### Task:
From the entries below, count the lines with "title". Write only the count.

[Website and app data records]

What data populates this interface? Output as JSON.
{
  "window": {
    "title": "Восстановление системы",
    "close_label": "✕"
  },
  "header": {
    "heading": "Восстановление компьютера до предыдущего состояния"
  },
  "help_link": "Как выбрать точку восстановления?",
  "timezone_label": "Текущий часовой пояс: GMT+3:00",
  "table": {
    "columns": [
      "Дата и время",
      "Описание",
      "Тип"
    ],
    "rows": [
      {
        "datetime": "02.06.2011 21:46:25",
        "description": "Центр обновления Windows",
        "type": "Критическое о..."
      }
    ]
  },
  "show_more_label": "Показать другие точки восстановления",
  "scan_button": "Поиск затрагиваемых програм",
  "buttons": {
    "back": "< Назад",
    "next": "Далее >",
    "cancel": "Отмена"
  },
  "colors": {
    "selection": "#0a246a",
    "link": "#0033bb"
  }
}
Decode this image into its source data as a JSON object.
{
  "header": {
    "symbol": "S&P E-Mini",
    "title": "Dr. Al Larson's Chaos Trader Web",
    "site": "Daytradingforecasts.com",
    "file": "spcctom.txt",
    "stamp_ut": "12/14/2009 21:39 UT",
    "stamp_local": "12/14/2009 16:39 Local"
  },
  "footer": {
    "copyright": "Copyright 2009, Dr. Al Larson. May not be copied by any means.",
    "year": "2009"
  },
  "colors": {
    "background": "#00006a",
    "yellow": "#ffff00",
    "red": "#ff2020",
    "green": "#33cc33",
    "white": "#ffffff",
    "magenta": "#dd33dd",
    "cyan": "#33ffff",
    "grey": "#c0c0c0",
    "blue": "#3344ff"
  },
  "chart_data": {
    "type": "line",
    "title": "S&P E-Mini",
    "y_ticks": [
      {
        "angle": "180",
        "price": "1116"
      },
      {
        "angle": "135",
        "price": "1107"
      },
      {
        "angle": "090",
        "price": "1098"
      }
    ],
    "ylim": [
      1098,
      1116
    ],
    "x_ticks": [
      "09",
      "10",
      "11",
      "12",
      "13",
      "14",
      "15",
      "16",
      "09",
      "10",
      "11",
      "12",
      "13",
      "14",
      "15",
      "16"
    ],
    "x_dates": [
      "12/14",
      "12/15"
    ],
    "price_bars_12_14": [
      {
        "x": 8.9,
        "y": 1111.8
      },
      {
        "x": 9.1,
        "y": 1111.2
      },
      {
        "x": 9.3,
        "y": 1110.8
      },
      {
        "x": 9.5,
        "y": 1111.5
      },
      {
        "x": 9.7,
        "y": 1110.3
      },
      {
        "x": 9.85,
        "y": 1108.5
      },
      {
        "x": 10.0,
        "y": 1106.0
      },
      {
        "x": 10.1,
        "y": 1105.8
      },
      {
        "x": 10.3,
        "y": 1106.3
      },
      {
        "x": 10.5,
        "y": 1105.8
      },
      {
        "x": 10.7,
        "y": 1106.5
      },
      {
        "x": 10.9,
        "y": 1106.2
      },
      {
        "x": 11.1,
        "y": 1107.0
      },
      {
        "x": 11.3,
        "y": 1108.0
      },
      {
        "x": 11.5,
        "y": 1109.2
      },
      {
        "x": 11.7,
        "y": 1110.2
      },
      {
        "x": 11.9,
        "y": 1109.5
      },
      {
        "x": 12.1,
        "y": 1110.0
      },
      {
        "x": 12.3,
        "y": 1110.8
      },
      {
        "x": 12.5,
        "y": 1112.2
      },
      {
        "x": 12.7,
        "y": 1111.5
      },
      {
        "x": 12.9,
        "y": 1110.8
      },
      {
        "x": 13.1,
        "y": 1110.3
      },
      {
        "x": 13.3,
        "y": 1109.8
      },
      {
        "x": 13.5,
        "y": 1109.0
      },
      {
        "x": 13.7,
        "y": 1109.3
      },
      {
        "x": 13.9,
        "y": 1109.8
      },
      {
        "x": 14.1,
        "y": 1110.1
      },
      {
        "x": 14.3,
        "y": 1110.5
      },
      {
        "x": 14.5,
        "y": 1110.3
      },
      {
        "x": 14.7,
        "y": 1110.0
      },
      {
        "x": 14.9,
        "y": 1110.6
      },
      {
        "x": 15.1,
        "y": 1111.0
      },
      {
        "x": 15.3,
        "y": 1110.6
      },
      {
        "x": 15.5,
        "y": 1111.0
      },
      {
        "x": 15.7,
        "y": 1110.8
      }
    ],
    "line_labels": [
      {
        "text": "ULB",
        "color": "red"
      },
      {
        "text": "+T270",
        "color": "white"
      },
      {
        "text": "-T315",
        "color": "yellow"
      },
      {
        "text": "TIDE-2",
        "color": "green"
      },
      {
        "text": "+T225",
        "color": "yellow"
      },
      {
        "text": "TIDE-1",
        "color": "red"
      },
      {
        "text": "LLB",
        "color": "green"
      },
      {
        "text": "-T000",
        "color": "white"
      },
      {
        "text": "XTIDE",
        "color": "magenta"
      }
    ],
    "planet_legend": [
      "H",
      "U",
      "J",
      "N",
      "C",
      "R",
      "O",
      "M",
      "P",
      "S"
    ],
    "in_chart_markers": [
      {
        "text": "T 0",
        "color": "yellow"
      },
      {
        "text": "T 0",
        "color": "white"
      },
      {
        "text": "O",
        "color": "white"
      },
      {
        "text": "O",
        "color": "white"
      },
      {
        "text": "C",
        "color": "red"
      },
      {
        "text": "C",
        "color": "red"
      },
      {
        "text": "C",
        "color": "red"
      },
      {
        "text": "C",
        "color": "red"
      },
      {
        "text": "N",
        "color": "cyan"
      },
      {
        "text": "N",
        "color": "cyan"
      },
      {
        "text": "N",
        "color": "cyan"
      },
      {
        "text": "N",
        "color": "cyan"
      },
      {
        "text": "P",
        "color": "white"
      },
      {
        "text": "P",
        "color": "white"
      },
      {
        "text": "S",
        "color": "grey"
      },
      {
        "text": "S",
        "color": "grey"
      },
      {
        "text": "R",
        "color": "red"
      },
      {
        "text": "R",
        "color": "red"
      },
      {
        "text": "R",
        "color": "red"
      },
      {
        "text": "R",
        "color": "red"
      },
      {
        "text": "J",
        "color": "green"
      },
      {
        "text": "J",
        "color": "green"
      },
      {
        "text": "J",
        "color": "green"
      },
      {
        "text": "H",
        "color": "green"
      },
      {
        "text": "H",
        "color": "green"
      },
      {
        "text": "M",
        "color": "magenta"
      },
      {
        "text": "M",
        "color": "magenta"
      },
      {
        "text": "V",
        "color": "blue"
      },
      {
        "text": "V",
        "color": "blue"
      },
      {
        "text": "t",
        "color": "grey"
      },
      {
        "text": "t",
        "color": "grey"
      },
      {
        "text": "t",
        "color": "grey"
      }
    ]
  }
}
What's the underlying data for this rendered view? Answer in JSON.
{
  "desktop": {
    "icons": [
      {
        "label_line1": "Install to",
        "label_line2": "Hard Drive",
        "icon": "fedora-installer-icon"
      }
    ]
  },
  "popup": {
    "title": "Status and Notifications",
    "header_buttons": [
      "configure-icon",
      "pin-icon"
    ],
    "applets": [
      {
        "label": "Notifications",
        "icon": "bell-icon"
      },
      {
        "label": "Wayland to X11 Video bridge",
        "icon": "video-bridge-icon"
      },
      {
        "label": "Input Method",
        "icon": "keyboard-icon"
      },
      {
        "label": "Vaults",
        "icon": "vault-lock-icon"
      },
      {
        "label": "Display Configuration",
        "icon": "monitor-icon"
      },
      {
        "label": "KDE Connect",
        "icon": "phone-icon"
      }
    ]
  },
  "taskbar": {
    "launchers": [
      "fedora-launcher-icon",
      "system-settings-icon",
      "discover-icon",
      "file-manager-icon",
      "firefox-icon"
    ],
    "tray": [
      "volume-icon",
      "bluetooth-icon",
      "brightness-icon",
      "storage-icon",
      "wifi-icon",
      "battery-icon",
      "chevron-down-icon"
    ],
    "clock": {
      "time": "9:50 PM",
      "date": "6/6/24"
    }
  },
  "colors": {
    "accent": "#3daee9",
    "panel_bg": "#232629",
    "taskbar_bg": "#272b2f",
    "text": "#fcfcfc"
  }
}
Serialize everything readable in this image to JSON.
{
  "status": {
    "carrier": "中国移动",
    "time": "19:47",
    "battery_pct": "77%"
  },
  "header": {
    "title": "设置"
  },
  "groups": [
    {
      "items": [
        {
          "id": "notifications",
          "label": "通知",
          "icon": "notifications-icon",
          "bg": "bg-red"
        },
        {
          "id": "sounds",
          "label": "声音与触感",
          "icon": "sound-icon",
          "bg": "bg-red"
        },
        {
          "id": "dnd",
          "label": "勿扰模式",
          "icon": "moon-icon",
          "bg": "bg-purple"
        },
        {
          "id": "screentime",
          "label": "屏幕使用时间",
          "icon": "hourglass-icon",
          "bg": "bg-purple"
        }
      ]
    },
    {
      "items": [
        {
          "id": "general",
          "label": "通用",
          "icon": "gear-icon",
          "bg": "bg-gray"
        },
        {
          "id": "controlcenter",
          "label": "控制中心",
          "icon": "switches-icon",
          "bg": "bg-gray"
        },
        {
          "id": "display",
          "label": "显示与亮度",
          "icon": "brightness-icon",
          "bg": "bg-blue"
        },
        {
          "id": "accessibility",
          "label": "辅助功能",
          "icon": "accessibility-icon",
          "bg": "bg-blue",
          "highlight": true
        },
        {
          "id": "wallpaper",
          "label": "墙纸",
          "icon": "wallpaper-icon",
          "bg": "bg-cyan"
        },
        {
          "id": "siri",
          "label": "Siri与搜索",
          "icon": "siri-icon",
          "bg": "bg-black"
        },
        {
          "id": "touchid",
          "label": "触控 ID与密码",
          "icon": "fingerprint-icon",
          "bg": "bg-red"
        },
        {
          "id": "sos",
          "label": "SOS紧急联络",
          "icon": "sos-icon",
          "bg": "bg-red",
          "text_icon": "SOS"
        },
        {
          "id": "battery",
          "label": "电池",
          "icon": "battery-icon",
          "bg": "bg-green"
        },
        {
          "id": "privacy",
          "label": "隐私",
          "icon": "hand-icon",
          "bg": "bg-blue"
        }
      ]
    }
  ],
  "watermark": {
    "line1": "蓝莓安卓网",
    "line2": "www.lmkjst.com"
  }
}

### Solution:
5